For allegedly engaging in acts considered criminal conspiracy against the interest of Nigerians, a lawyer on Tuesday asked the Federal Government to sanction officials of the Nigerian Communications Commission (NCC) and MTN Nigeria for criminal breach of trust.
In a petition to the Attorney General of the Federation, entitled “Unlawful & Criminal Reduction of Fine Payable to Nigeria: The Role of NCC and MTN Nigeria,” an Abuja-based legal practitioner, Timipa Okponipere of First Law Solicitors, called for the two organisations to be investigated and criminal proceedings initiated against them.
Mr. Okponipere, who has already filed a suit against the two organisations at the Federal High Court, Abuja, seeking the enforcement of the fundamental rights of Nigerians in the MTN fine saga, said if the government failed to act on or before December 31, 2015, he would have no option than to take legal actions to compel it to do so.
The lawyer also threatened to refer the matter to the International Criminal Court of Justice at the Hague if the Nigerian government failed to sanction the duo for alleged unlawful and criminal activities he described as conspiracy against Nigerians.
Following the refusal of MTN Nigeria to remove over 5.1 million unregistered telephone subscribers from its network as directed by the NCC, a fine of N1.04 trillion was imposed on the telecoms firm, payable on or before November 16, 2015.
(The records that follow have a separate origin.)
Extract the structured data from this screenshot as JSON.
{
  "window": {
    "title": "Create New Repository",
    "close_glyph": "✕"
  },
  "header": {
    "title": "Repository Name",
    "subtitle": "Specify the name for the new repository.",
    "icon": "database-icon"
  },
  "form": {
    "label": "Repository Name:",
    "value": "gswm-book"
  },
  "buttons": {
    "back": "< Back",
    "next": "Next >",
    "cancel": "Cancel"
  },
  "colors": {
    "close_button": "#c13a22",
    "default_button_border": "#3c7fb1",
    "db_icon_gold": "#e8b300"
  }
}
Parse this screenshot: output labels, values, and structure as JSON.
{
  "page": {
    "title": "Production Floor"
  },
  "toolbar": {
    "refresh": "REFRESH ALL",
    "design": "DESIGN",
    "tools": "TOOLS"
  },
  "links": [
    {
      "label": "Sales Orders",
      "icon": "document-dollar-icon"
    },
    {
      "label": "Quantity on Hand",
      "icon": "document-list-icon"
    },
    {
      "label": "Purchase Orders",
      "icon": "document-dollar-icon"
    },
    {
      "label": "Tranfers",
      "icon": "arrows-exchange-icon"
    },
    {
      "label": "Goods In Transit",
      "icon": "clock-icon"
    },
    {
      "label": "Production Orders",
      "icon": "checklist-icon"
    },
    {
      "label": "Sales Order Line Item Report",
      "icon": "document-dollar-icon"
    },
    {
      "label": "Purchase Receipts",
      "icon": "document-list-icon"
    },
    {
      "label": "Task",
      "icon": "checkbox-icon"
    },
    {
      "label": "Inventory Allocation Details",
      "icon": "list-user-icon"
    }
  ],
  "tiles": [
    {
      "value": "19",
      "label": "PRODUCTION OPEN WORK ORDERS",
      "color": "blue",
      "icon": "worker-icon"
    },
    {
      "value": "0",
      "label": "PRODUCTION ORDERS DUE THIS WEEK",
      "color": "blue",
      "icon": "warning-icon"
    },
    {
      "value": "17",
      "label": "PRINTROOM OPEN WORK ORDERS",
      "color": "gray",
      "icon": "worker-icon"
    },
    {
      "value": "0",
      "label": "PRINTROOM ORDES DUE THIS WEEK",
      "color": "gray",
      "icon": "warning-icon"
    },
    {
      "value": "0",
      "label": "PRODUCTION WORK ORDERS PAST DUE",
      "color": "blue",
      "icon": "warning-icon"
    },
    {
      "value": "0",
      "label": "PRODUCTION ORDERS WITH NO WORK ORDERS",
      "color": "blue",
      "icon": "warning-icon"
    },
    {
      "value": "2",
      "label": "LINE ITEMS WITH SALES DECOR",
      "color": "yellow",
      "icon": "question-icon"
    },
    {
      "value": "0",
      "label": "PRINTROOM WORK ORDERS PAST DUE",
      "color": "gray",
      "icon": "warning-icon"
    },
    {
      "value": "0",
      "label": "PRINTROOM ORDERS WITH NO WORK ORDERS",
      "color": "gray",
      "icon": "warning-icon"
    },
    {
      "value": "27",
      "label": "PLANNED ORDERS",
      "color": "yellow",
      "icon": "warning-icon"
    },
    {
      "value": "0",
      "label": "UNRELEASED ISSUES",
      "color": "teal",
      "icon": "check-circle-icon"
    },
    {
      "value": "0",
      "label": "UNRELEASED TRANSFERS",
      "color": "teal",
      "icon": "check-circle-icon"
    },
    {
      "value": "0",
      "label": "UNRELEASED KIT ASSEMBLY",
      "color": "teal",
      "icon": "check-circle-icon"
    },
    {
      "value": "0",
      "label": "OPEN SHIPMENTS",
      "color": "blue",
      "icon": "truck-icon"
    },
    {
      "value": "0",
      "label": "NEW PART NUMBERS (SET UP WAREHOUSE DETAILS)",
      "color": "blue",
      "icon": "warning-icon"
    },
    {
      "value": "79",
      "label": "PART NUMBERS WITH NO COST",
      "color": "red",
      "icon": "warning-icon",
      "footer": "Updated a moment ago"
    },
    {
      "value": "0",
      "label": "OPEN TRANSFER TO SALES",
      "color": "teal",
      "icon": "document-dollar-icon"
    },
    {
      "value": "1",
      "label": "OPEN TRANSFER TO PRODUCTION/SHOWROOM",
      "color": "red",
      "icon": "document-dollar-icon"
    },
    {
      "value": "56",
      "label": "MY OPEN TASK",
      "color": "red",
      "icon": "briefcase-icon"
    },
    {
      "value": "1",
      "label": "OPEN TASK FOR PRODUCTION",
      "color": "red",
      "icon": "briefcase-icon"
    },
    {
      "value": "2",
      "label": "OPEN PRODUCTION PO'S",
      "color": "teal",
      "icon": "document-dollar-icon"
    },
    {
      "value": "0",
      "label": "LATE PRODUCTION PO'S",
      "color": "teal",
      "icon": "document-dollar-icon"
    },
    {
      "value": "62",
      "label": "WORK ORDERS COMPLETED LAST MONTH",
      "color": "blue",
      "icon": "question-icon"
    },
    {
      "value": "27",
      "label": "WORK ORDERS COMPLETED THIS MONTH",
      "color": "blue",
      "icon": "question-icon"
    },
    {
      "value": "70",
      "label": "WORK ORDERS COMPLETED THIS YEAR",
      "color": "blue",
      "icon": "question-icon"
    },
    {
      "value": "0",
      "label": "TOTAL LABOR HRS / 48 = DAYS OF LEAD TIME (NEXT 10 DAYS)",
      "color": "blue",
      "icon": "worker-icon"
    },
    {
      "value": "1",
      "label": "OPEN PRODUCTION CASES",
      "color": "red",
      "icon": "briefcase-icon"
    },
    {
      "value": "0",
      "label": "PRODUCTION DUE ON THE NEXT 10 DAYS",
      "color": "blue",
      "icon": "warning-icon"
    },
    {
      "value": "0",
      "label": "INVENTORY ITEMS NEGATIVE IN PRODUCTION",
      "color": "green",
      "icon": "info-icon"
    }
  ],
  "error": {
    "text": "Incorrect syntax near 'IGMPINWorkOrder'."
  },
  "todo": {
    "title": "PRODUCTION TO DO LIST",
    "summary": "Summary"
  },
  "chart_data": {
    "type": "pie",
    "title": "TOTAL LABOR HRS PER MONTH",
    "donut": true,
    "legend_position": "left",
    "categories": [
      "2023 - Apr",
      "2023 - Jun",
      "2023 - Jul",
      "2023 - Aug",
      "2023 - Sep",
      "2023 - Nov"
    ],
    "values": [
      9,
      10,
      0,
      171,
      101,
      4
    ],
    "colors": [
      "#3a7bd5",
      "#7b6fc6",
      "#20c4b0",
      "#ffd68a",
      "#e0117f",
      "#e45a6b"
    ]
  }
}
Further sanctions were to be taken against the telecoms firm if it failed to meet the payment deadline.
But, following pressures within and outside Nigeria, the NCC, on December 2, 2015, wrote to MTN to inform it of the decision to reduce the fine by 35 per cent to N674 billion payable by December 31, 2015.
However, less than 24 hours later, NCC issued another letter on December 3, 2015 indicating that the reduction in the fine was by 25 per cent to N780 billion.
The NCC claimed the previous letter contained typographical errors.
Regardless, Mr. Okponipere accused the MTN of not taking the fine seriously all along as it had always treated it as a joke.
“Aside from repeatedly defaulting in payment of the fine, they (MTN) have also been engaging in acts of negotiation and re-negotiation of the fine, to the utter detriment of Nigerians,” Mr. Okponipere said.
Noting that the negotiations by MTN, which culminated in the latest reduction of the fine by NCC constituted a breach of sections of some Nigerian laws.
The two letters by NCC conveying its decision to reduce the fine to MTN, Mr. Okponipere pointed out, breached Sections 123 and 124 of the Penal Code Act, as it “wilfully misled the Nigerian and international public.”
While Section 123 of the PCA dwells on a public officer disobeying the direction of the law with intent to cause injury, or to save a person from punishment or property from forfeiture, Section 124 dwells on a public officer framing incorrect document with intent to cause injury.
The December 2 and 3 letters by the NCC to MTN, Mr. Okponipere said “embarrassed Nigeria and caused confusion, not only in MTN, but also throughout the world.”
“It is an act of criminality, which we believe must be met with firm and decisive action by the Federal Government of Nigeria,” Mr. Okponipere said.
On its part, the lawyer said the MTN, which has been a beneficiary of a GSM operating license since 2001 has grown to become Africa’s biggest and most successful telecoms provider, breached the trust of Nigerians by wilfully defaulting to pay the fine.
He said both NCC and MTN committed crimes against humanity by their conducts, which constituted “intentional and severe deprivation of fundamental rights and persecution of Nigerians,” Mr. Okponipere stated.
“Indeed, the combined activities of NCC and MTN with regard to the fine reduction saga has foisted a sense of denial of fundamental rights and persecution of Nigerians,” he said.